When I was young, mathematics was my best subject. I loved and understood it, and my understanding underpinned my confidence and a lot of other things in life I was good at.

I had not long commenced studying Degree level Maths when it was proved to me that 2 + 2 did not necessarily = 4. Now, I had an extensive mathematical knowledge and expertise up to A-level, and certainly felt I understood the piece of simple arithmetic 2+2=4 that I had learned and then relied on since I was very, very much younger.

But here’s the thing – I only knew the numerical answer.

I also knew thousands of other mathematically related answers, since maths, for me, was all about questions and answers. For every problem, there was a solution. It had a simplicity that came easy to me. And although 2+2=4 added up for me - I definitely did not UNDERSTAND the true mathematics behind the question. 

My problem was that I didn’t know that I did not understand it, so I thought I did.

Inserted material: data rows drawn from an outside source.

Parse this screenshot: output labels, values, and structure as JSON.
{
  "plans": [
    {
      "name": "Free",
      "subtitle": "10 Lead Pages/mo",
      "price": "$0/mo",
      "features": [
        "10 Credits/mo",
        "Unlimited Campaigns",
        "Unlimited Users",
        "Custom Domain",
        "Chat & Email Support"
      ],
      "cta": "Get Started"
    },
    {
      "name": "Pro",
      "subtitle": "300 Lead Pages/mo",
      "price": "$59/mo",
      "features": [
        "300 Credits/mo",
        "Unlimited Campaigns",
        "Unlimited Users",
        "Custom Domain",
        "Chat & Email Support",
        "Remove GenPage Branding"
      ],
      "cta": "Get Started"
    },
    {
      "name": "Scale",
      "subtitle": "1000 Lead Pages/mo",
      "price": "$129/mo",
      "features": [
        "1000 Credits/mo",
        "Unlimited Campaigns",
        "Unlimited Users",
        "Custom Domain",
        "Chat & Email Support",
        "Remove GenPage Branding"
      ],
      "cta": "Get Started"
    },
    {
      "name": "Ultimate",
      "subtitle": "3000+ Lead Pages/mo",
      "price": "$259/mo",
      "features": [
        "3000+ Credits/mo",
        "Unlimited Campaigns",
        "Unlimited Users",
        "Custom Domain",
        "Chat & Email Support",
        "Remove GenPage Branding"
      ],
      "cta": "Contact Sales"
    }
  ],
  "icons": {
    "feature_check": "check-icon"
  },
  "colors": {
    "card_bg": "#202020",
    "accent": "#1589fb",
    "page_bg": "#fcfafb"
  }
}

It was a pivotal moment in my life. I had gone through all my childhood, all my schooling, and reached the age of eighteen – only to discover that one of the cornerstones of my understanding of the world was totally flawed.
I was totally undermined and devastated and from this point on, the entire perspective of my life shifted into a downward spiral.
This was my particular Rubicon.

The Zen of Understanding

So should we always question our Understanding of anything and everything?

Well, since our Understanding is something that we grow, there is no real threshold below which we don’t have it and after which we do. It is like the graph of Mastery, where we never reach a point of zenith. 

There was a story told to Bruce Lee by his sufi, about the Japanese Zen master who received a university professor who came to enquire about Zen.

“It was obvious to the master from the start of the conversation that the professor was not so much interested in learning about Zen as he was in impressing the master with his own opinions and knowledge. The master listened patiently and finally suggested they have tea.

The master poured his visitor’s cup full and then kept on pouring.
The professor watched the cup overflowing until he could no longer restrain himself.
“The cup is overfull, no more will go in.”
“Like this cup,” the master said, “you are full of your own opinions and speculations. How can I show you Zen until you first empty your cup?”